Early archery deer hunting began Sept. 1 in some Washington units for white-tailed deer and mule deer. If you hunt deer in WDFW’s Region 1, you must have your deer tested for chronic wasting disease . It has not been detected in Washington to date but was found in Idaho last year. If you hunt or salvage a road-killed white-tailed deer in Asotin, Columbia, Ferry, Garfield, Lincoln, Pend Oreille, Spokane, Stevens, Walla Walla or Whitman counties, get your deer tested at an area game check station, WDFW office or other location.

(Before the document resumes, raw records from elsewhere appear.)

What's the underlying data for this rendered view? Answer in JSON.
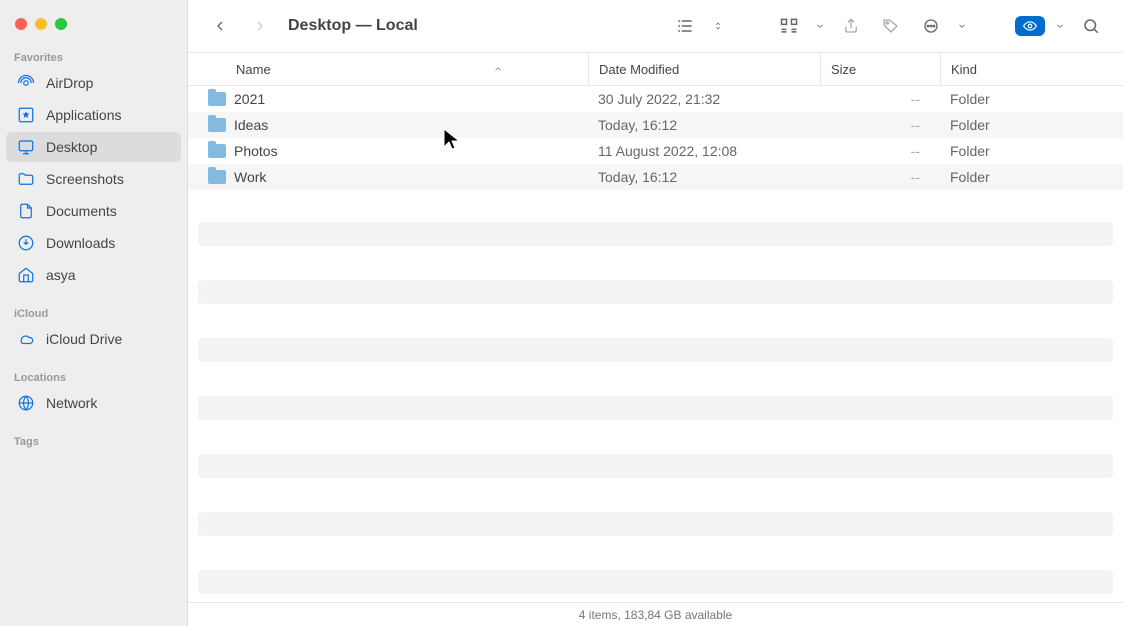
{
  "window": {
    "title": "Desktop — Local",
    "status": "4 items, 183,84 GB available"
  },
  "sidebar": {
    "sections": {
      "favorites_label": "Favorites",
      "icloud_label": "iCloud",
      "locations_label": "Locations",
      "tags_label": "Tags"
    },
    "favorites": [
      {
        "label": "AirDrop"
      },
      {
        "label": "Applications"
      },
      {
        "label": "Desktop"
      },
      {
        "label": "Screenshots"
      },
      {
        "label": "Documents"
      },
      {
        "label": "Downloads"
      },
      {
        "label": "asya"
      }
    ],
    "icloud": [
      {
        "label": "iCloud Drive"
      }
    ],
    "locations": [
      {
        "label": "Network"
      }
    ]
  },
  "columns": {
    "name": "Name",
    "date": "Date Modified",
    "size": "Size",
    "kind": "Kind"
  },
  "rows": [
    {
      "name": "2021",
      "date": "30 July 2022, 21:32",
      "size": "--",
      "kind": "Folder"
    },
    {
      "name": "Ideas",
      "date": "Today, 16:12",
      "size": "--",
      "kind": "Folder"
    },
    {
      "name": "Photos",
      "date": "11 August 2022, 12:08",
      "size": "--",
      "kind": "Folder"
    },
    {
      "name": "Work",
      "date": "Today, 16:12",
      "size": "--",
      "kind": "Folder"
    }
  ]
}
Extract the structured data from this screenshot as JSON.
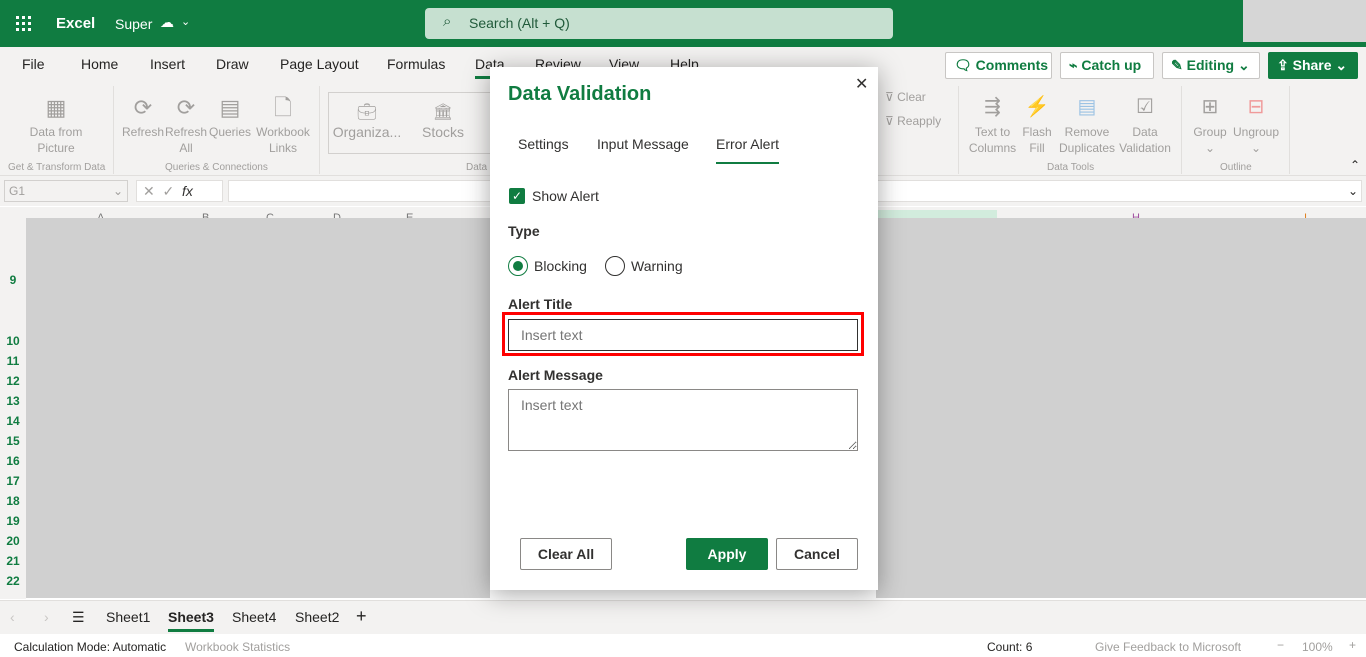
{
  "app": {
    "name": "Excel",
    "doc_name": "Super",
    "search_placeholder": "Search (Alt + Q)"
  },
  "colors": {
    "brand": "#107c41",
    "highlight": "#ff0000"
  },
  "ribbon_tabs": [
    "File",
    "Home",
    "Insert",
    "Draw",
    "Page Layout",
    "Formulas",
    "Data",
    "Review",
    "View",
    "Help"
  ],
  "active_tab": "Data",
  "header_buttons": {
    "comments": "Comments",
    "catch_up": "Catch up",
    "editing": "Editing",
    "share": "Share"
  },
  "ribbon": {
    "data_from_picture": "Data from Picture",
    "group1": "Get & Transform Data",
    "refresh": "Refresh",
    "refresh_all": "Refresh All",
    "queries": "Queries",
    "workbook_links": "Workbook Links",
    "group2": "Queries & Connections",
    "organization": "Organiza...",
    "stocks": "Stocks",
    "group3": "Data",
    "clear": "Clear",
    "reapply": "Reapply",
    "text_to_columns": "Text to Columns",
    "flash_fill": "Flash Fill",
    "remove_duplicates": "Remove Duplicates",
    "data_validation": "Data Validation",
    "group4": "Data Tools",
    "group": "Group",
    "ungroup": "Ungroup",
    "group5": "Outline"
  },
  "formula_bar": {
    "name_box": "G1",
    "fx": "fx",
    "value": ""
  },
  "columns": [
    "A",
    "B",
    "C",
    "D",
    "E",
    "H",
    "I"
  ],
  "rows": [
    "9",
    "10",
    "11",
    "12",
    "13",
    "14",
    "15",
    "16",
    "17",
    "18",
    "19",
    "20",
    "21",
    "22"
  ],
  "sheets": [
    "Sheet1",
    "Sheet3",
    "Sheet4",
    "Sheet2"
  ],
  "active_sheet": "Sheet3",
  "status": {
    "calc_mode": "Calculation Mode: Automatic",
    "workbook_stats": "Workbook Statistics",
    "count": "Count: 6",
    "feedback": "Give Feedback to Microsoft",
    "zoom": "100%"
  },
  "dialog": {
    "title": "Data Validation",
    "tabs": [
      "Settings",
      "Input Message",
      "Error Alert"
    ],
    "active_tab": "Error Alert",
    "show_alert_label": "Show Alert",
    "show_alert_checked": true,
    "type_label": "Type",
    "type_options": [
      "Blocking",
      "Warning"
    ],
    "type_selected": "Blocking",
    "alert_title_label": "Alert Title",
    "alert_title_value": "",
    "alert_title_placeholder": "Insert text",
    "alert_message_label": "Alert Message",
    "alert_message_value": "",
    "alert_message_placeholder": "Insert text",
    "clear_all": "Clear All",
    "apply": "Apply",
    "cancel": "Cancel"
  }
}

Modern firearm general season for elk has been open since Aug. 1, but opens in Eastern Washington’s Elk Area 3722 on Saturday. Elk early archery general season also opens in Eastern Washington on Saturday in select Game Management Units. Archery hunters usually fare best in GMUs 172 (Mountain View), 175 (Lick Creek), and 154 (Blue Creek). In the central district around Spokane, archery hunters usually do best in GMUs 124 (Mount Spokane) and 127 (Mica Peak). In northeast Washington’s District 1, archery hunters are most successful in GMUs 113 (Selkirk), 121 (Huckleberry) and 111 (Aladdin).

Washington forest grouse opens Thursday. Idaho chukar, gray partridge, quail and sage-grouse seasons open Sept. 17.

The fall general hunting season for wild turkey opened Sept. 1 in Washington and Aug. 30 in most Idaho GMUs. Northeast Washington is famous for a high population of Merriam’s turkeys. Although most of the harvest is during the spring season, fall hunters do well, too. Merriam’s are also common in the central district around Spokane, and Rio Grande turkeys are plentiful in southeast Washington.

Contact Alan Liere at spokesmanliere@yahoo.com

The Spokesman-Review Newspaper

Local journalism is essential.

Give directly to The Spokesman-Review's Northwest Passages community forums series -- which helps to offset the costs of several reporter and editor positions at the newspaper -- by using the easy options below. Gifts processed in this system are not tax deductible, but are predominately used to help meet the local financial requirements needed to receive national matching-grant funds.

Active Person

Subscribe to the sports newsletter

Get the day’s top sports headlines and breaking news delivered to your inbox by subscribing here.